A JET plane in flight creates rapidly spiraling swirls of air at the tips of its wings. These vortices cause drag, increasing fuel consumption. They also buffet planes that may be following closely. Thus, flights departing from the same runway must be sufficiently spaced to allow time for the vortices to dissipate.
Airplane engineers have discovered a way to reduce these problems. Their solution? Winglets, inspired by the upturned wing-tip feathers of soaring birds, such as buzzards, eagles, and storks.
Consider: During flight, the feathers on the wing tips of those large birds bend upward until they are almost vertical. This configuration balances maximum lift with minimum wing length. It also improves performance. Engineers have designed airplane wings with a similar shape.

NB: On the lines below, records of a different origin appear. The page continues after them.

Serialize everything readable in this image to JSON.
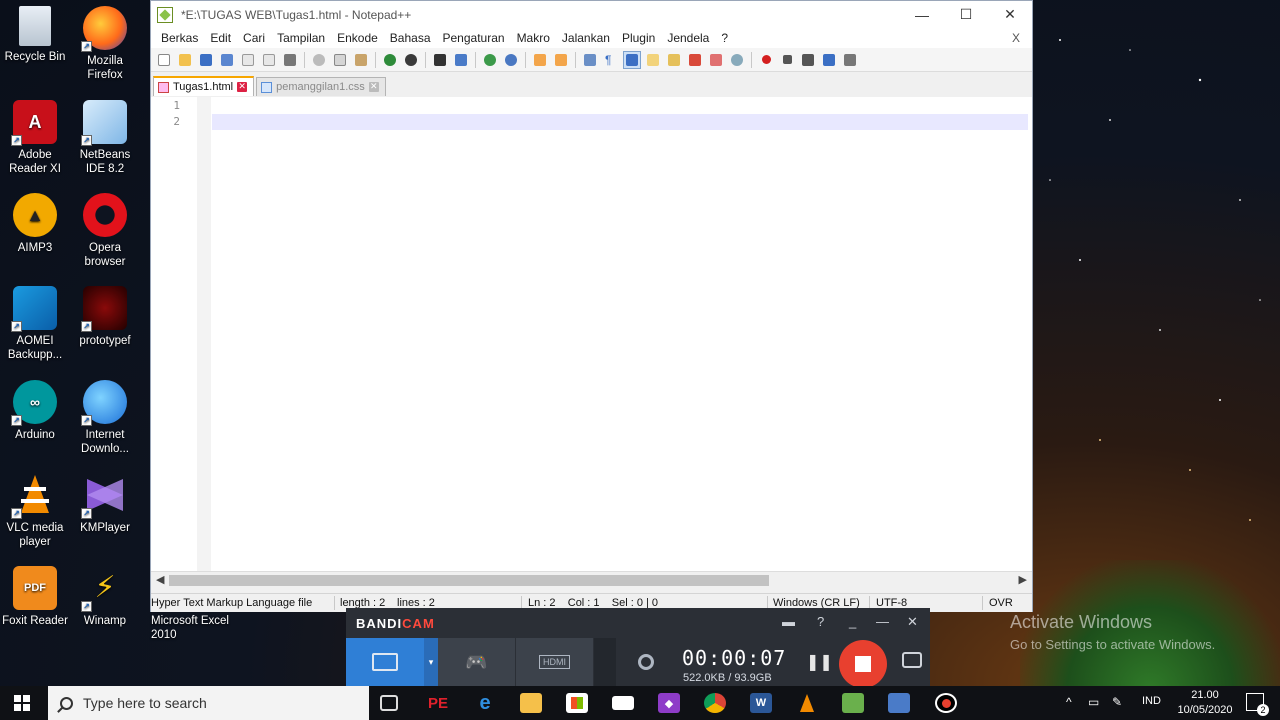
{
  "desktop": {
    "icons": [
      {
        "name": "recycle-bin-icon",
        "label": "Recycle Bin"
      },
      {
        "name": "firefox-icon",
        "label": "Mozilla Firefox"
      },
      {
        "name": "adobe-reader-icon",
        "label": "Adobe Reader XI"
      },
      {
        "name": "netbeans-icon",
        "label": "NetBeans IDE 8.2"
      },
      {
        "name": "aimp-icon",
        "label": "AIMP3"
      },
      {
        "name": "opera-icon",
        "label": "Opera browser"
      },
      {
        "name": "aomei-icon",
        "label": "AOMEI Backupp..."
      },
      {
        "name": "prototype-icon",
        "label": "prototypef"
      },
      {
        "name": "arduino-icon",
        "label": "Arduino"
      },
      {
        "name": "idm-icon",
        "label": "Internet Downlo..."
      },
      {
        "name": "vlc-icon",
        "label": "VLC media player"
      },
      {
        "name": "kmplayer-icon",
        "label": "KMPlayer"
      },
      {
        "name": "foxit-icon",
        "label": "Foxit Reader"
      },
      {
        "name": "winamp-icon",
        "label": "Winamp"
      }
    ],
    "excel_label": "Microsoft Excel 2010",
    "activate_title": "Activate Windows",
    "activate_sub": "Go to Settings to activate Windows."
  },
  "notepad": {
    "title": "*E:\\TUGAS WEB\\Tugas1.html - Notepad++",
    "menu": [
      "Berkas",
      "Edit",
      "Cari",
      "Tampilan",
      "Enkode",
      "Bahasa",
      "Pengaturan",
      "Makro",
      "Jalankan",
      "Plugin",
      "Jendela",
      "?"
    ],
    "menu_close": "X",
    "tabs": [
      {
        "label": "Tugas1.html",
        "active": true
      },
      {
        "label": "pemanggilan1.css",
        "active": false
      }
    ],
    "lines": [
      "1",
      "2"
    ],
    "status": {
      "filetype": "Hyper Text Markup Language file",
      "length": "length : 2",
      "lines": "lines : 2",
      "position": "Ln : 2    Col : 1    Sel : 0 | 0",
      "eol": "Windows (CR LF)",
      "encoding": "UTF-8",
      "mode": "OVR"
    }
  },
  "bandicam": {
    "logo_main": "BANDI",
    "logo_accent": "CAM",
    "timer": "00:00:07",
    "size": "522.0KB / 93.9GB"
  },
  "taskbar": {
    "search_placeholder": "Type here to search",
    "lang": "IND",
    "time": "21.00",
    "date": "10/05/2020",
    "notifications": "2"
  }
}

Using innovative wind-tunnel testing, they found that if the modified wings were precisely curved at the tip and properly aligned with the airflow, they improved aircraft performance—nowadays by up to 10 percent or more. The reason? Winglets minimize drag by reducing the size of the vortices. Moreover, winglets also create a form of thrust that “counteracts some of the normal drag of the airplane,” says the Encyclopedia of Flight.
Winglets thus enable airplanes to fly farther, carry a greater load, have shorter wings—which also facilitates parking—and save fuel. In 2010, for example, airlines “saved 2 billion gallons [7,600 million L] of jet fuel worldwide” and contributed to large reductions in aircraft emissions, says a NASA news release.

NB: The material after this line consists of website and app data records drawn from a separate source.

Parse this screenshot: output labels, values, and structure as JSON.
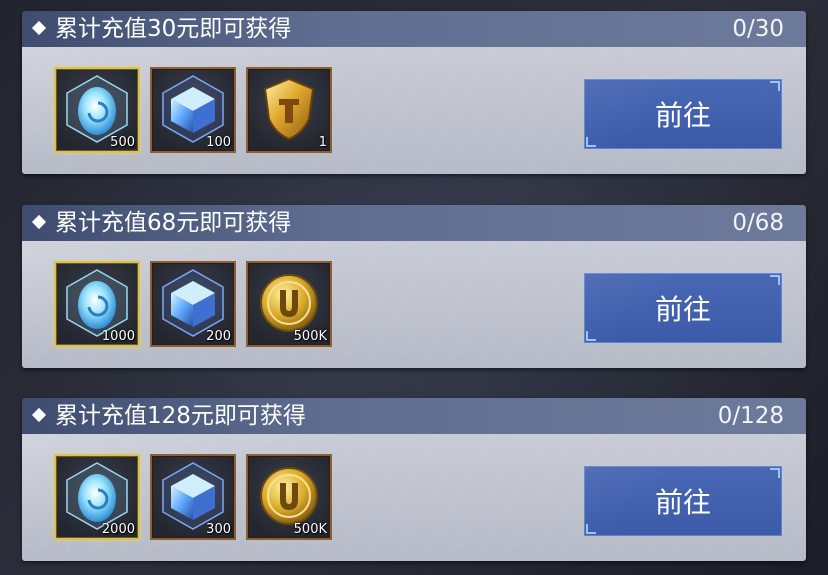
{
  "colors": {
    "header_bg": "#5f6e91",
    "card_bg": "#c9ccd6",
    "button_bg": "#4968b4",
    "gold_frame": "#d9c15a",
    "bronze_frame": "#8a6039"
  },
  "tasks": [
    {
      "title": "累计充值30元即可获得",
      "progress": "0/30",
      "button_label": "前往",
      "rewards": [
        {
          "icon": "crystal-egg-icon",
          "qty": "500",
          "frame": "gold"
        },
        {
          "icon": "blue-crystal-cube-icon",
          "qty": "100",
          "frame": "bronze"
        },
        {
          "icon": "gold-shield-icon",
          "qty": "1",
          "frame": "bronze"
        }
      ]
    },
    {
      "title": "累计充值68元即可获得",
      "progress": "0/68",
      "button_label": "前往",
      "rewards": [
        {
          "icon": "crystal-egg-icon",
          "qty": "1000",
          "frame": "gold"
        },
        {
          "icon": "blue-crystal-cube-icon",
          "qty": "200",
          "frame": "bronze"
        },
        {
          "icon": "gold-u-coin-icon",
          "qty": "500K",
          "frame": "bronze"
        }
      ]
    },
    {
      "title": "累计充值128元即可获得",
      "progress": "0/128",
      "button_label": "前往",
      "rewards": [
        {
          "icon": "crystal-egg-icon",
          "qty": "2000",
          "frame": "gold"
        },
        {
          "icon": "blue-crystal-cube-icon",
          "qty": "300",
          "frame": "bronze"
        },
        {
          "icon": "gold-u-coin-icon",
          "qty": "500K",
          "frame": "bronze"
        }
      ]
    }
  ]
}
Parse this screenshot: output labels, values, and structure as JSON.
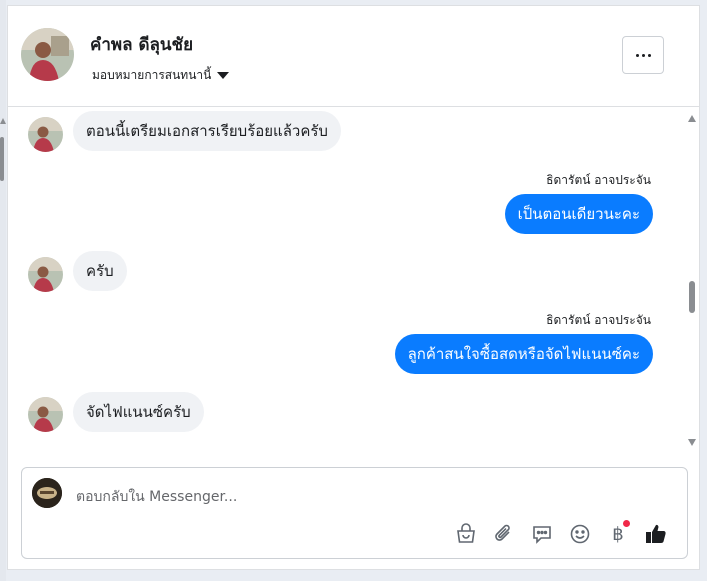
{
  "contact": {
    "name": "คำพล ดีลุนชัย",
    "assign_label": "มอบหมายการสนทนานี้"
  },
  "messages": [
    {
      "direction": "in",
      "text": "ตอนนี้เตรียมเอกสารเรียบร้อยแล้วครับ"
    },
    {
      "direction": "out",
      "sender": "ธิดารัตน์ อาจประจัน",
      "text": "เป็นตอนเดียวนะคะ"
    },
    {
      "direction": "in",
      "text": "ครับ"
    },
    {
      "direction": "out",
      "sender": "ธิดารัตน์ อาจประจัน",
      "text": "ลูกค้าสนใจซื้อสดหรือจัดไฟแนนซ์คะ"
    },
    {
      "direction": "in",
      "text": "จัดไฟแนนซ์ครับ"
    }
  ],
  "composer": {
    "placeholder": "ตอบกลับใน Messenger..."
  },
  "toolbar": {
    "icons": [
      "shop-icon",
      "attachment-icon",
      "saved-reply-icon",
      "emoji-icon",
      "baht-payment-icon",
      "like-icon"
    ],
    "baht_symbol": "฿"
  },
  "colors": {
    "outgoing_bubble": "#0a7cff",
    "incoming_bubble": "#f0f2f5",
    "notification_dot": "#f02849"
  }
}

What do you think? Did the upturned wing tip of soaring birds come about by evolution? Or was it designed?